What is needed:
Write out the records once more, exactly as given.

▬▬▬

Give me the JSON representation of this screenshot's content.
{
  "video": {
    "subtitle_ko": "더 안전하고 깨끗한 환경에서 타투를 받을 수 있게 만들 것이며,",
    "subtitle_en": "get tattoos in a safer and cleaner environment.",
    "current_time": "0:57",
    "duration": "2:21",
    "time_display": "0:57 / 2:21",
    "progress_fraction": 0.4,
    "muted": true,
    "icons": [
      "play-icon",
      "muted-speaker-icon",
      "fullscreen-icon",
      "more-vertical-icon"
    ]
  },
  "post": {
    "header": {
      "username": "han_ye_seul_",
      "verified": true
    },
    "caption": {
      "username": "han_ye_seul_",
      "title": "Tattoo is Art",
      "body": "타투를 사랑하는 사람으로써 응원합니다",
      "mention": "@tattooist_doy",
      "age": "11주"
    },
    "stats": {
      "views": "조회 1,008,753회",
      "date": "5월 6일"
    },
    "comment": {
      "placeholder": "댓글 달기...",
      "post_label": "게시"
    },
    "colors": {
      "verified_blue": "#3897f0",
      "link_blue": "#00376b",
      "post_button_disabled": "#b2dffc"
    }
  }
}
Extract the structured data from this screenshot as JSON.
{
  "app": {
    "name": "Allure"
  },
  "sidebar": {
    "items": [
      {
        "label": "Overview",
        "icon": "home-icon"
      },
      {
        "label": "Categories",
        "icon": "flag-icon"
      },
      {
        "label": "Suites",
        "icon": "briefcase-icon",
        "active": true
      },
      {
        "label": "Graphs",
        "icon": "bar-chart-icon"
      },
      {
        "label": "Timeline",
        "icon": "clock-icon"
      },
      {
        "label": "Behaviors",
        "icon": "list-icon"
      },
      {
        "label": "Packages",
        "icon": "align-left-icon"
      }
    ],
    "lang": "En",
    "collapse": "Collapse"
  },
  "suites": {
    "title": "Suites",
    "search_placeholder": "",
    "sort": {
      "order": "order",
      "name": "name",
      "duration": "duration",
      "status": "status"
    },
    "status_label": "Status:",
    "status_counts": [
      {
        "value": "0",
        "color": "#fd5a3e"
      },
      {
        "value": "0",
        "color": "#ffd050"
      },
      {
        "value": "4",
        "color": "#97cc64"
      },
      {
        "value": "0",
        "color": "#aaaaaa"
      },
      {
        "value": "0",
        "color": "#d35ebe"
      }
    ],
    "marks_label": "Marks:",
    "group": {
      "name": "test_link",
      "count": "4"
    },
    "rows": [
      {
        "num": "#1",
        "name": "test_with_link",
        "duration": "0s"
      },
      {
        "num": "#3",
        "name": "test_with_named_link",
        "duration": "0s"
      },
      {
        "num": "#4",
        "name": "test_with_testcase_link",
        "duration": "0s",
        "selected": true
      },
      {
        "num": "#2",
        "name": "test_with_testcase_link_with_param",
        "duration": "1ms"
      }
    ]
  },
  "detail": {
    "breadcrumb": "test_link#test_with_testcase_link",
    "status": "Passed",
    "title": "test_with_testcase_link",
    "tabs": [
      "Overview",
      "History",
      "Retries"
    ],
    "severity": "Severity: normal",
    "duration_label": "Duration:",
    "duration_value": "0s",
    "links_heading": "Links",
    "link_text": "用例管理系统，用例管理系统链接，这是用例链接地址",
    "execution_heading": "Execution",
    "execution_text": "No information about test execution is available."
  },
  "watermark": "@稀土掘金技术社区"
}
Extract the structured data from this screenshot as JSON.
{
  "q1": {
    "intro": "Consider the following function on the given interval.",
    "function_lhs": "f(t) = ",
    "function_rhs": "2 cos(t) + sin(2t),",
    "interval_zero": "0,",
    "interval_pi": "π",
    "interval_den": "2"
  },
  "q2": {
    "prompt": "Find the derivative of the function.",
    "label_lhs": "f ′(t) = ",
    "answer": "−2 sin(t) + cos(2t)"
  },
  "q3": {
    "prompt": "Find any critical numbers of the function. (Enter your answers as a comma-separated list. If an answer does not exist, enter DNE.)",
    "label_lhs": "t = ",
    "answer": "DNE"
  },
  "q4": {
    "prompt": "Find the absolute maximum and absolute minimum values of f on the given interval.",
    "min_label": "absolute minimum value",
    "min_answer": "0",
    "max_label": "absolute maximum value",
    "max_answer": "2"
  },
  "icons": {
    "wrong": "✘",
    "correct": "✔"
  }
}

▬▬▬

Reply:
Give me the JSON representation of this screenshot's content.
{
  "video": {
    "subtitle_ko": "더 안전하고 깨끗한 환경에서 타투를 받을 수 있게 만들 것이며,",
    "subtitle_en": "get tattoos in a safer and cleaner environment.",
    "current_time": "0:57",
    "duration": "2:21",
    "time_display": "0:57 / 2:21",
    "progress_fraction": 0.4,
    "muted": true,
    "icons": [
      "play-icon",
      "muted-speaker-icon",
      "fullscreen-icon",
      "more-vertical-icon"
    ]
  },
  "post": {
    "header": {
      "username": "han_ye_seul_",
      "verified": true
    },
    "caption": {
      "username": "han_ye_seul_",
      "title": "Tattoo is Art",
      "body": "타투를 사랑하는 사람으로써 응원합니다",
      "mention": "@tattooist_doy",
      "age": "11주"
    },
    "stats": {
      "views": "조회 1,008,753회",
      "date": "5월 6일"
    },
    "comment": {
      "placeholder": "댓글 달기...",
      "post_label": "게시"
    },
    "colors": {
      "verified_blue": "#3897f0",
      "link_blue": "#00376b",
      "post_button_disabled": "#b2dffc"
    }
  }
}
Extract the structured data from this screenshot as JSON.
{
  "app": {
    "name": "Allure"
  },
  "sidebar": {
    "items": [
      {
        "label": "Overview",
        "icon": "home-icon"
      },
      {
        "label": "Categories",
        "icon": "flag-icon"
      },
      {
        "label": "Suites",
        "icon": "briefcase-icon",
        "active": true
      },
      {
        "label": "Graphs",
        "icon": "bar-chart-icon"
      },
      {
        "label": "Timeline",
        "icon": "clock-icon"
      },
      {
        "label": "Behaviors",
        "icon": "list-icon"
      },
      {
        "label": "Packages",
        "icon": "align-left-icon"
      }
    ],
    "lang": "En",
    "collapse": "Collapse"
  },
  "suites": {
    "title": "Suites",
    "search_placeholder": "",
    "sort": {
      "order": "order",
      "name": "name",
      "duration": "duration",
      "status": "status"
    },
    "status_label": "Status:",
    "status_counts": [
      {
        "value": "0",
        "color": "#fd5a3e"
      },
      {
        "value": "0",
        "color": "#ffd050"
      },
      {
        "value": "4",
        "color": "#97cc64"
      },
      {
        "value": "0",
        "color": "#aaaaaa"
      },
      {
        "value": "0",
        "color": "#d35ebe"
      }
    ],
    "marks_label": "Marks:",
    "group": {
      "name": "test_link",
      "count": "4"
    },
    "rows": [
      {
        "num": "#1",
        "name": "test_with_link",
        "duration": "0s"
      },
      {
        "num": "#3",
        "name": "test_with_named_link",
        "duration": "0s"
      },
      {
        "num": "#4",
        "name": "test_with_testcase_link",
        "duration": "0s",
        "selected": true
      },
      {
        "num": "#2",
        "name": "test_with_testcase_link_with_param",
        "duration": "1ms"
      }
    ]
  },
  "detail": {
    "breadcrumb": "test_link#test_with_testcase_link",
    "status": "Passed",
    "title": "test_with_testcase_link",
    "tabs": [
      "Overview",
      "History",
      "Retries"
    ],
    "severity": "Severity: normal",
    "duration_label": "Duration:",
    "duration_value": "0s",
    "links_heading": "Links",
    "link_text": "用例管理系统，用例管理系统链接，这是用例链接地址",
    "execution_heading": "Execution",
    "execution_text": "No information about test execution is available."
  },
  "watermark": "@稀土掘金技术社区"
}
Extract the structured data from this screenshot as JSON.
{
  "q1": {
    "intro": "Consider the following function on the given interval.",
    "function_lhs": "f(t) = ",
    "function_rhs": "2 cos(t) + sin(2t),",
    "interval_zero": "0,",
    "interval_pi": "π",
    "interval_den": "2"
  },
  "q2": {
    "prompt": "Find the derivative of the function.",
    "label_lhs": "f ′(t) = ",
    "answer": "−2 sin(t) + cos(2t)"
  },
  "q3": {
    "prompt": "Find any critical numbers of the function. (Enter your answers as a comma-separated list. If an answer does not exist, enter DNE.)",
    "label_lhs": "t = ",
    "answer": "DNE"
  },
  "q4": {
    "prompt": "Find the absolute maximum and absolute minimum values of f on the given interval.",
    "min_label": "absolute minimum value",
    "min_answer": "0",
    "max_label": "absolute maximum value",
    "max_answer": "2"
  },
  "icons": {
    "wrong": "✘",
    "correct": "✔"
  }
}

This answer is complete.